Excerpts from an interface dataset
------------------------------------------------------------
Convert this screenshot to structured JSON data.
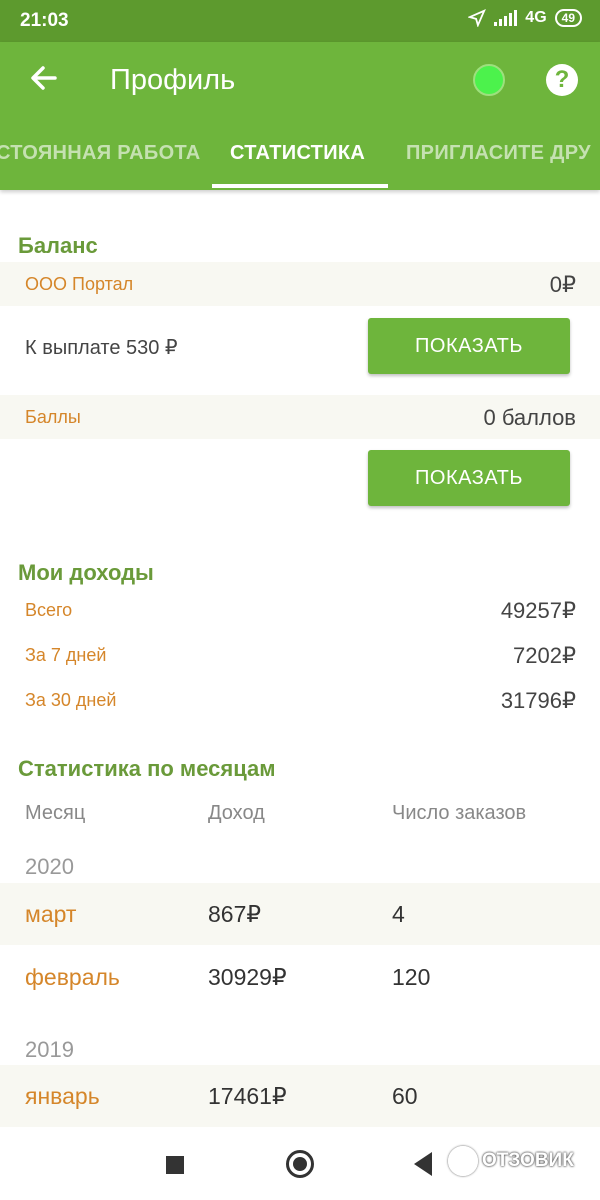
{
  "status": {
    "time": "21:03",
    "network": "4G",
    "battery": "49"
  },
  "appbar": {
    "title": "Профиль",
    "tabs": [
      {
        "label": "СТОЯННАЯ РАБОТА",
        "active": false
      },
      {
        "label": "СТАТИСТИКА",
        "active": true
      },
      {
        "label": "ПРИГЛАСИТЕ ДРУ",
        "active": false
      }
    ]
  },
  "balance": {
    "title": "Баланс",
    "company_label": "ООО Портал",
    "company_value": "0₽",
    "payout_text": "К выплате 530 ₽",
    "show_button": "ПОКАЗАТЬ",
    "points_label": "Баллы",
    "points_value": "0 баллов",
    "show_button2": "ПОКАЗАТЬ"
  },
  "income": {
    "title": "Мои доходы",
    "rows": [
      {
        "label": "Всего",
        "value": "49257₽"
      },
      {
        "label": "За 7 дней",
        "value": "7202₽"
      },
      {
        "label": "За 30 дней",
        "value": "31796₽"
      }
    ]
  },
  "monthly": {
    "title": "Статистика по месяцам",
    "headers": {
      "month": "Месяц",
      "income": "Доход",
      "orders": "Число заказов"
    },
    "years": [
      {
        "year": "2020",
        "months": [
          {
            "name": "март",
            "income": "867₽",
            "orders": "4"
          },
          {
            "name": "февраль",
            "income": "30929₽",
            "orders": "120"
          }
        ]
      },
      {
        "year": "2019",
        "months": [
          {
            "name": "январь",
            "income": "17461₽",
            "orders": "60"
          }
        ]
      }
    ]
  },
  "watermark": "ОТЗОВИК"
}
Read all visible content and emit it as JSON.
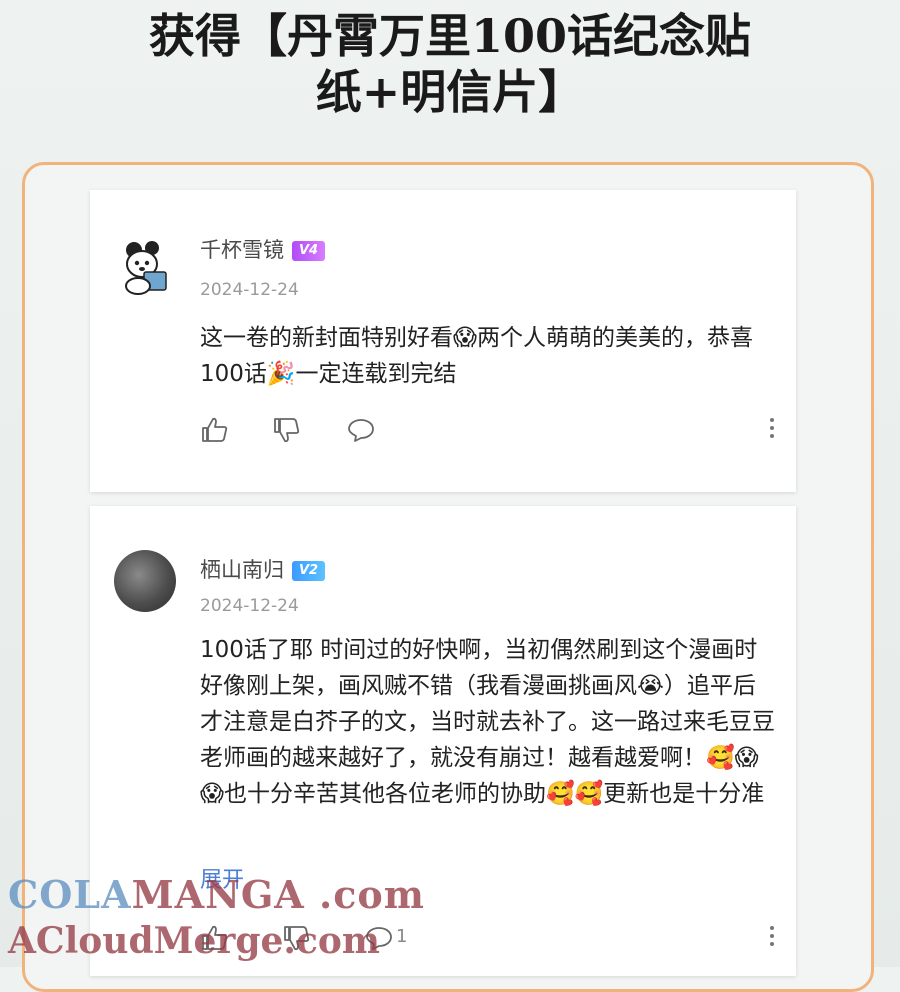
{
  "headline": {
    "line1": "获得【丹霄万里100话纪念贴",
    "line2": "纸+明信片】"
  },
  "comments": [
    {
      "username": "千杯雪镜",
      "level": "V4",
      "date": "2024-12-24",
      "text": "这一卷的新封面特别好看😱两个人萌萌的美美的，恭喜100话🎉一定连载到完结",
      "icons": [
        "thumbs-up-icon",
        "thumbs-down-icon",
        "comment-icon",
        "more-icon"
      ]
    },
    {
      "username": "栖山南归",
      "level": "V2",
      "date": "2024-12-24",
      "text": "100话了耶 时间过的好快啊，当初偶然刷到这个漫画时好像刚上架，画风贼不错（我看漫画挑画风😭）追平后才注意是白芥子的文，当时就去补了。这一路过来毛豆豆老师画的越来越好了，就没有崩过！越看越爱啊！🥰😱😱也十分辛苦其他各位老师的协助🥰🥰更新也是十分准",
      "expand_label": "展开",
      "comment_count": "1",
      "icons": [
        "thumbs-up-icon",
        "thumbs-down-icon",
        "comment-icon",
        "more-icon"
      ]
    }
  ],
  "watermark": {
    "line1_a": "COLA",
    "line1_b": "MANGA .com",
    "line2": "ACloudMerge.com"
  },
  "colors": {
    "frame_border": "#f2b27c",
    "v4_badge": "#b14cf5",
    "v2_badge": "#3a9bff",
    "expand_link": "#4a7fd6"
  }
}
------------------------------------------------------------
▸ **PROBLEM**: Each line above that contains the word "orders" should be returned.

▸ **RESULT OF THIS EXERCISE**:
      "orders": "Число заказов"
            "orders": "4"
            "orders": "120"
            "orders": "60"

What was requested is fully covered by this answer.